YOUR GOAL:
Output every entry exactly, without any pictures.

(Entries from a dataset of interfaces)
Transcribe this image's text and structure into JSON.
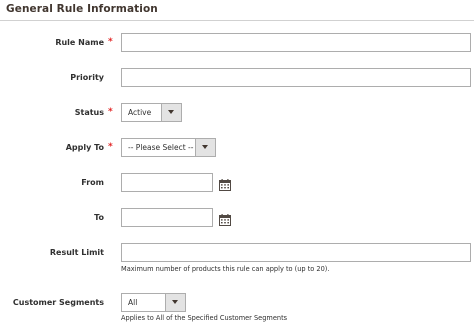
{
  "section": {
    "title": "General Rule Information"
  },
  "fields": {
    "rule_name": {
      "label": "Rule Name",
      "required": "*",
      "value": ""
    },
    "priority": {
      "label": "Priority",
      "value": ""
    },
    "status": {
      "label": "Status",
      "required": "*",
      "selected": "Active"
    },
    "apply_to": {
      "label": "Apply To",
      "required": "*",
      "selected": "-- Please Select --"
    },
    "from": {
      "label": "From",
      "value": ""
    },
    "to": {
      "label": "To",
      "value": ""
    },
    "result_limit": {
      "label": "Result Limit",
      "value": "",
      "note": "Maximum number of products this rule can apply to (up to 20)."
    },
    "customer_segments": {
      "label": "Customer Segments",
      "selected": "All",
      "note": "Applies to All of the Specified Customer Segments"
    }
  },
  "icons": {
    "calendar": "calendar-icon",
    "dropdown": "chevron-down-icon"
  }
}
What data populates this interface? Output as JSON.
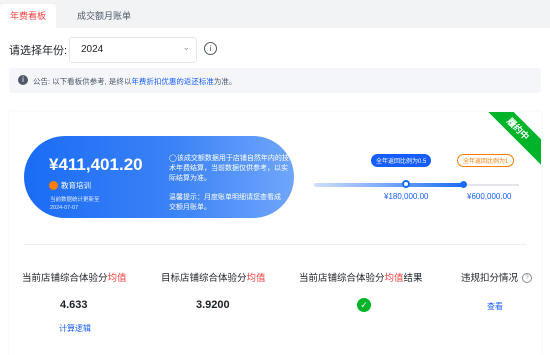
{
  "tabs": [
    {
      "label": "年费看板"
    },
    {
      "label": "成交额月账单"
    }
  ],
  "year": {
    "label": "请选择年份:",
    "value": "2024",
    "info_icon": "info-circle-icon"
  },
  "notice": {
    "prefix": "公告: 以下看板供参考, 是终以",
    "link": "年费折扣优惠的返还标准",
    "suffix": "为准。"
  },
  "card": {
    "ribbon": "履约中",
    "amount": "¥411,401.20",
    "category": "教育培训",
    "update_line1": "当前数据统计更新至",
    "update_line2": "2024-07-07",
    "note": "◯该成交额数据用于店铺自然年内的技术年费结算，当前数据仅供参考，以实际结算为准。",
    "note2": "温馨提示：月度账单明细请您查看成交额月账单。",
    "tier1_label": "全年返回比例为0.5",
    "tier2_label": "全年返回比例为1",
    "tier1_amount": "¥180,000.00",
    "tier2_amount": "¥600,000.00"
  },
  "metrics": {
    "current_score_label_a": "当前店铺综合体验分",
    "current_score_label_b": "均值",
    "current_score_value": "4.633",
    "current_score_link": "计算逻辑",
    "target_score_label_a": "目标店铺综合体验分",
    "target_score_label_b": "均值",
    "target_score_value": "3.9200",
    "result_label_a": "当前店铺综合体验分",
    "result_label_b": "均值",
    "result_label_c": "结果",
    "violation_label": "违规扣分情况",
    "violation_link": "查看"
  }
}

RESULT BELOW:
Transcribe this image's text and structure into JSON.
{
  "section": {
    "title": "General Rule Information"
  },
  "fields": {
    "rule_name": {
      "label": "Rule Name",
      "required": "*",
      "value": ""
    },
    "priority": {
      "label": "Priority",
      "value": ""
    },
    "status": {
      "label": "Status",
      "required": "*",
      "selected": "Active"
    },
    "apply_to": {
      "label": "Apply To",
      "required": "*",
      "selected": "-- Please Select --"
    },
    "from": {
      "label": "From",
      "value": ""
    },
    "to": {
      "label": "To",
      "value": ""
    },
    "result_limit": {
      "label": "Result Limit",
      "value": "",
      "note": "Maximum number of products this rule can apply to (up to 20)."
    },
    "customer_segments": {
      "label": "Customer Segments",
      "selected": "All",
      "note": "Applies to All of the Specified Customer Segments"
    }
  },
  "icons": {
    "calendar": "calendar-icon",
    "dropdown": "chevron-down-icon"
  }
}
What data populates this interface? Output as JSON.
{
  "tabs": [
    {
      "label": "年费看板"
    },
    {
      "label": "成交额月账单"
    }
  ],
  "year": {
    "label": "请选择年份:",
    "value": "2024",
    "info_icon": "info-circle-icon"
  },
  "notice": {
    "prefix": "公告: 以下看板供参考, 是终以",
    "link": "年费折扣优惠的返还标准",
    "suffix": "为准。"
  },
  "card": {
    "ribbon": "履约中",
    "amount": "¥411,401.20",
    "category": "教育培训",
    "update_line1": "当前数据统计更新至",
    "update_line2": "2024-07-07",
    "note": "◯该成交额数据用于店铺自然年内的技术年费结算，当前数据仅供参考，以实际结算为准。",
    "note2": "温馨提示：月度账单明细请您查看成交额月账单。",
    "tier1_label": "全年返回比例为0.5",
    "tier2_label": "全年返回比例为1",
    "tier1_amount": "¥180,000.00",
    "tier2_amount": "¥600,000.00"
  },
  "metrics": {
    "current_score_label_a": "当前店铺综合体验分",
    "current_score_label_b": "均值",
    "current_score_value": "4.633",
    "current_score_link": "计算逻辑",
    "target_score_label_a": "目标店铺综合体验分",
    "target_score_label_b": "均值",
    "target_score_value": "3.9200",
    "result_label_a": "当前店铺综合体验分",
    "result_label_b": "均值",
    "result_label_c": "结果",
    "violation_label": "违规扣分情况",
    "violation_link": "查看"
  }
}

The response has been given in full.